| Problem statement |
Whatever pictures appear, omit them, and repeat the data below exactly.

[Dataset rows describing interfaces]
----
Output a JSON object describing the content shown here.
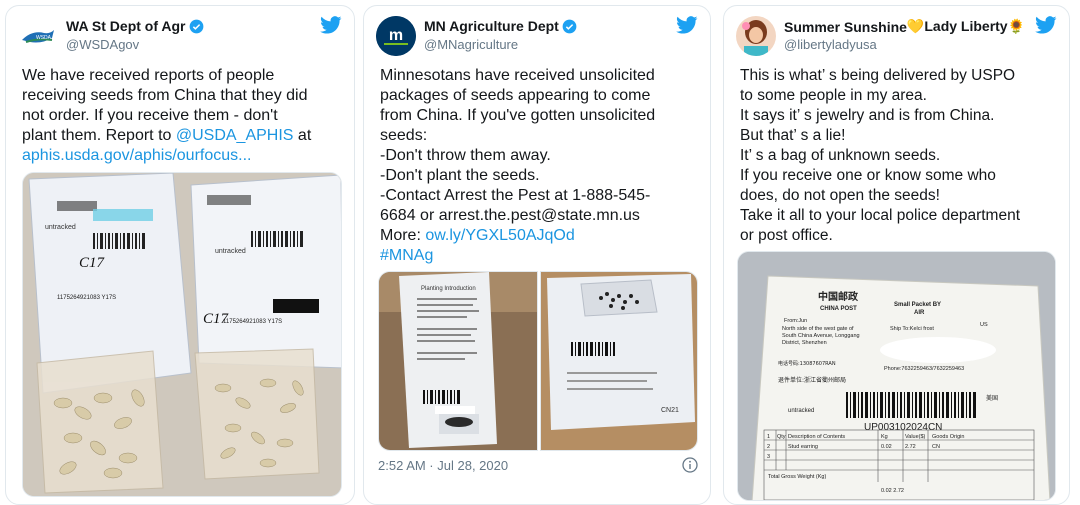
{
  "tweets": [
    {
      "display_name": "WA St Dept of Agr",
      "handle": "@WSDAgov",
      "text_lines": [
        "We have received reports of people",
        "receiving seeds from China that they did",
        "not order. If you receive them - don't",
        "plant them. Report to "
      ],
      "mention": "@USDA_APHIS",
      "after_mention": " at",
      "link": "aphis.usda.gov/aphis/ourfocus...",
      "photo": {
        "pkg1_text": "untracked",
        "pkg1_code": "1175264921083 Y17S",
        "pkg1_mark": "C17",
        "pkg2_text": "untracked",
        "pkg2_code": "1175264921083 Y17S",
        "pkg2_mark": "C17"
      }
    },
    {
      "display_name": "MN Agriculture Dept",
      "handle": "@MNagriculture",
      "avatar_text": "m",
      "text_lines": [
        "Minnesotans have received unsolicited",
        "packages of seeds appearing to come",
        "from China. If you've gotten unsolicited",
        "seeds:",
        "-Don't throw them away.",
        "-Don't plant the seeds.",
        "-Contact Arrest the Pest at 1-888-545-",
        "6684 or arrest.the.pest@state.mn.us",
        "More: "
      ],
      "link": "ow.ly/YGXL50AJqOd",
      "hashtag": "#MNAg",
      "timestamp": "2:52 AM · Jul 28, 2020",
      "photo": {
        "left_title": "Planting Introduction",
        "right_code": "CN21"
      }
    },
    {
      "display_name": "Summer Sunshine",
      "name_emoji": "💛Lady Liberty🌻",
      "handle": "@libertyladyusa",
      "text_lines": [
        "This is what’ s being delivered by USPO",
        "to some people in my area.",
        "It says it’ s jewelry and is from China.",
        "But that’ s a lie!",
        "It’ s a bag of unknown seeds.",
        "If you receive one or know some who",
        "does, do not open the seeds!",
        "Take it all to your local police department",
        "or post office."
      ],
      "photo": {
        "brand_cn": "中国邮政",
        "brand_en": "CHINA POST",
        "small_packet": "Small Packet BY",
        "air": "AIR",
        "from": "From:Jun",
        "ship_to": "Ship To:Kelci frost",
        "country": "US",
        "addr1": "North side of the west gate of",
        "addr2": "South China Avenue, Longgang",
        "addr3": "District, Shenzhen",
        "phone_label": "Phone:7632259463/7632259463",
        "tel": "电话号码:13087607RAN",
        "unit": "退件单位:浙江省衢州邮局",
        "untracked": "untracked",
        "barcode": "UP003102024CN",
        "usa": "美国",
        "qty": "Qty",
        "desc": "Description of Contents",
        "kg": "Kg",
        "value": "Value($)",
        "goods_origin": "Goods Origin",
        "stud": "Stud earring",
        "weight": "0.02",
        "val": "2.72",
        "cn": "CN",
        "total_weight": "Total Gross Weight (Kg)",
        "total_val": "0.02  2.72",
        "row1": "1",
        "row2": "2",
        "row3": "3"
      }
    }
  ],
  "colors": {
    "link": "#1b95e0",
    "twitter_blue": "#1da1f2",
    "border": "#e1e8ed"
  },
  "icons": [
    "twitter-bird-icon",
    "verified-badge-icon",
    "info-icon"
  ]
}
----
| Solution to this problem |
Output a JSON object describing the content shown here.
{
  "tweets": [
    {
      "display_name": "WA St Dept of Agr",
      "handle": "@WSDAgov",
      "text_lines": [
        "We have received reports of people",
        "receiving seeds from China that they did",
        "not order. If you receive them - don't",
        "plant them. Report to "
      ],
      "mention": "@USDA_APHIS",
      "after_mention": " at",
      "link": "aphis.usda.gov/aphis/ourfocus...",
      "photo": {
        "pkg1_text": "untracked",
        "pkg1_code": "1175264921083 Y17S",
        "pkg1_mark": "C17",
        "pkg2_text": "untracked",
        "pkg2_code": "1175264921083 Y17S",
        "pkg2_mark": "C17"
      }
    },
    {
      "display_name": "MN Agriculture Dept",
      "handle": "@MNagriculture",
      "avatar_text": "m",
      "text_lines": [
        "Minnesotans have received unsolicited",
        "packages of seeds appearing to come",
        "from China. If you've gotten unsolicited",
        "seeds:",
        "-Don't throw them away.",
        "-Don't plant the seeds.",
        "-Contact Arrest the Pest at 1-888-545-",
        "6684 or arrest.the.pest@state.mn.us",
        "More: "
      ],
      "link": "ow.ly/YGXL50AJqOd",
      "hashtag": "#MNAg",
      "timestamp": "2:52 AM · Jul 28, 2020",
      "photo": {
        "left_title": "Planting Introduction",
        "right_code": "CN21"
      }
    },
    {
      "display_name": "Summer Sunshine",
      "name_emoji": "💛Lady Liberty🌻",
      "handle": "@libertyladyusa",
      "text_lines": [
        "This is what’ s being delivered by USPO",
        "to some people in my area.",
        "It says it’ s jewelry and is from China.",
        "But that’ s a lie!",
        "It’ s a bag of unknown seeds.",
        "If you receive one or know some who",
        "does, do not open the seeds!",
        "Take it all to your local police department",
        "or post office."
      ],
      "photo": {
        "brand_cn": "中国邮政",
        "brand_en": "CHINA POST",
        "small_packet": "Small Packet BY",
        "air": "AIR",
        "from": "From:Jun",
        "ship_to": "Ship To:Kelci frost",
        "country": "US",
        "addr1": "North side of the west gate of",
        "addr2": "South China Avenue, Longgang",
        "addr3": "District, Shenzhen",
        "phone_label": "Phone:7632259463/7632259463",
        "tel": "电话号码:13087607RAN",
        "unit": "退件单位:浙江省衢州邮局",
        "untracked": "untracked",
        "barcode": "UP003102024CN",
        "usa": "美国",
        "qty": "Qty",
        "desc": "Description of Contents",
        "kg": "Kg",
        "value": "Value($)",
        "goods_origin": "Goods Origin",
        "stud": "Stud earring",
        "weight": "0.02",
        "val": "2.72",
        "cn": "CN",
        "total_weight": "Total Gross Weight (Kg)",
        "total_val": "0.02  2.72",
        "row1": "1",
        "row2": "2",
        "row3": "3"
      }
    }
  ],
  "colors": {
    "link": "#1b95e0",
    "twitter_blue": "#1da1f2",
    "border": "#e1e8ed"
  },
  "icons": [
    "twitter-bird-icon",
    "verified-badge-icon",
    "info-icon"
  ]
}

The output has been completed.